Recorded data:
-=-=-
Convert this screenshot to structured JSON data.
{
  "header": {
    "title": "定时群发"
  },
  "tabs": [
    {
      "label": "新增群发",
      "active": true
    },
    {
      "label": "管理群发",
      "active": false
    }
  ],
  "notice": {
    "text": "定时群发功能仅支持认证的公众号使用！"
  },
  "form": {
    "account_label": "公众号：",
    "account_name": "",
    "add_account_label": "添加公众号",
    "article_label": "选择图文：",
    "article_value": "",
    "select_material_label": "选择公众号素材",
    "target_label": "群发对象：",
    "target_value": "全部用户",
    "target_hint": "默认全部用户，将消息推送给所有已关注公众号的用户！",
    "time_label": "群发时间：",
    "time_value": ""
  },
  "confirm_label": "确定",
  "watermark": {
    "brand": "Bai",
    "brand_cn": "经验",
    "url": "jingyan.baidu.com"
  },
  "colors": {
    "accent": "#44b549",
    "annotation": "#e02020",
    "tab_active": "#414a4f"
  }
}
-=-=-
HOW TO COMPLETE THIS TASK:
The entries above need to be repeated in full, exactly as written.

SOLVED EXERCISE:
Convert this screenshot to structured JSON data.
{
  "header": {
    "title": "定时群发"
  },
  "tabs": [
    {
      "label": "新增群发",
      "active": true
    },
    {
      "label": "管理群发",
      "active": false
    }
  ],
  "notice": {
    "text": "定时群发功能仅支持认证的公众号使用！"
  },
  "form": {
    "account_label": "公众号：",
    "account_name": "",
    "add_account_label": "添加公众号",
    "article_label": "选择图文：",
    "article_value": "",
    "select_material_label": "选择公众号素材",
    "target_label": "群发对象：",
    "target_value": "全部用户",
    "target_hint": "默认全部用户，将消息推送给所有已关注公众号的用户！",
    "time_label": "群发时间：",
    "time_value": ""
  },
  "confirm_label": "确定",
  "watermark": {
    "brand": "Bai",
    "brand_cn": "经验",
    "url": "jingyan.baidu.com"
  },
  "colors": {
    "accent": "#44b549",
    "annotation": "#e02020",
    "tab_active": "#414a4f"
  }
}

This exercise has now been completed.